Religion: A majority of the I-Kiribati population is Roman Catholic, and religious teachings are integral to their way of life. Recognizing and respecting their faith is essential, especially during religious holidays and ceremonies.
Time Perception: The concept of time in Kiribati can be fluid, often referred to as "island time." While punctuality is appreciated in schools, be prepared for events and gatherings to start later than scheduled. Embracing this relaxed perception of time can make your integration smoother.
Respect for Elders: Elders are revered in I-Kiribati culture. Their words carry weight, and their wisdom is often sought in matters both big and small. In the classroom and community, acknowledging this respect hierarchy can enhance mutual understanding.
Taboos: As with any culture, Kiribati has its taboos. For instance, pointing at someone with your feet or touching someone's head is considered disrespectful. It's crucial to be aware and steer clear of such actions to maintain harmony.
Venturing into the world of teaching in Kiribati requires more than just academic preparation; it's about gearing up for a transformative experience. Whether you're a seasoned educator or someone taking their first teaching steps, Kiribati will offer a blend of challenges and rewards that are unique to its shores. Here's a roadmap to navigate your forthcoming teaching sojourn in this Pacific paradise:
Research and Reach Out: Start with extensive research. Connect with expats who have taught in Kiribati or join online forums.

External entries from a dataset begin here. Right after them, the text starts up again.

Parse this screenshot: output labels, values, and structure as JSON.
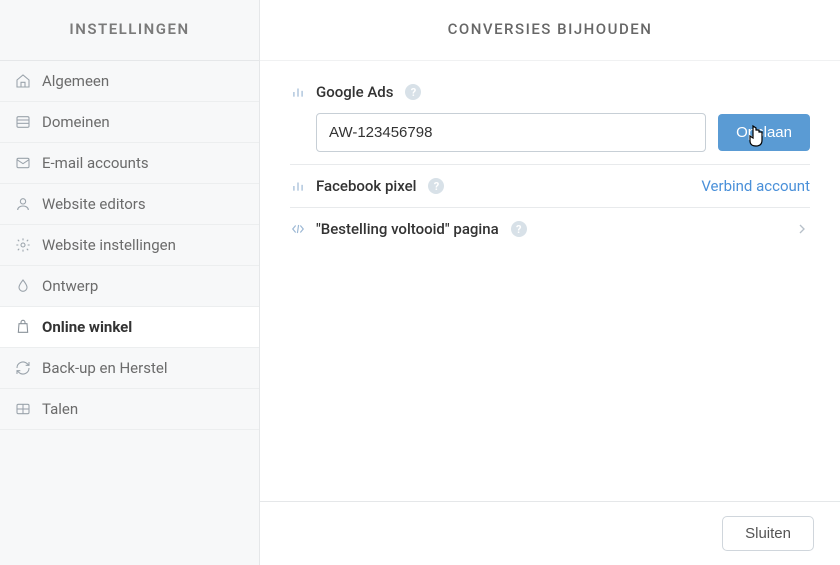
{
  "sidebar": {
    "title": "INSTELLINGEN",
    "items": [
      {
        "label": "Algemeen",
        "icon": "home"
      },
      {
        "label": "Domeinen",
        "icon": "list"
      },
      {
        "label": "E-mail accounts",
        "icon": "mail"
      },
      {
        "label": "Website editors",
        "icon": "user"
      },
      {
        "label": "Website instellingen",
        "icon": "gear"
      },
      {
        "label": "Ontwerp",
        "icon": "droplet"
      },
      {
        "label": "Online winkel",
        "icon": "bag",
        "active": true
      },
      {
        "label": "Back-up en Herstel",
        "icon": "refresh"
      },
      {
        "label": "Talen",
        "icon": "lang"
      }
    ]
  },
  "main": {
    "title": "CONVERSIES BIJHOUDEN",
    "google_ads": {
      "label": "Google Ads",
      "input_value": "AW-123456798",
      "save_label": "Opslaan"
    },
    "facebook_pixel": {
      "label": "Facebook pixel",
      "action_label": "Verbind account"
    },
    "order_completed": {
      "label": "\"Bestelling voltooid\" pagina"
    }
  },
  "footer": {
    "close_label": "Sluiten"
  }
}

These real-world insights will offer you a clearer picture of what to anticipate.
Documentation in Check: Ensure that your qualifications, certifications, and any required documentation are in order. Some institutions might require certified translations, so it's wise to be ahead of the curve.
Health Preparations: Seek advice on vaccinations or health precautions specific to Kiribati. Also, it's prudent to invest in a comprehensive health insurance that covers you internationally.
Pack Prudently: While Kiribati enjoys a tropical climate, consider packing light layers to adhere to the modest dress codes. Don't forget essentials like sunblock, mosquito repellent, and any specific medications you might need.
Language Learning: Even though English is widely spoken, making an effort to learn basic I-Kiribati phrases can work wonders in your classroom interactions and daily life.
Cultural Sensitivity Training: If possible, undergo cultural training. This helps in understanding the nuanced behaviors, traditions, and expectations of the I-Kiribati people, ensuring you don't inadvertently disrespect or misinterpret local customs.
Financial Foresight: Familiarize yourself with the local currency and banking system. While the cost of living might be lower than many western countries, having a financial buffer is always advisable.
Accommodation Arrangements: Before you arrive, liaise with your hiring institution about housing. Some schools offer accommodation for their international teachers, while others might assist you in finding a suitable place.
Network and Integrate: Once you're in Kiribati, seek out both local and expatriate communities. Building a support network can be invaluable, especially during the initial days of adjustment.
Stay Open and Adaptive: Perhaps the most crucial step – keep an open mind. Not everything will go as planned. Power cuts, 'island time', unexpected holidays, or community events might disrupt your teaching schedule. Adaptability is your biggest asset here.
The allure of Kiribati lies not just in its stunning atolls but in the heartbeats of its people, their stories, and the rhythms of island life. Remember that teaching in Kiribati is not just about imparting knowledge, but it's a reciprocal journey of learning, growing, and creating memories that last a lifetime. Safe travels and happy teaching!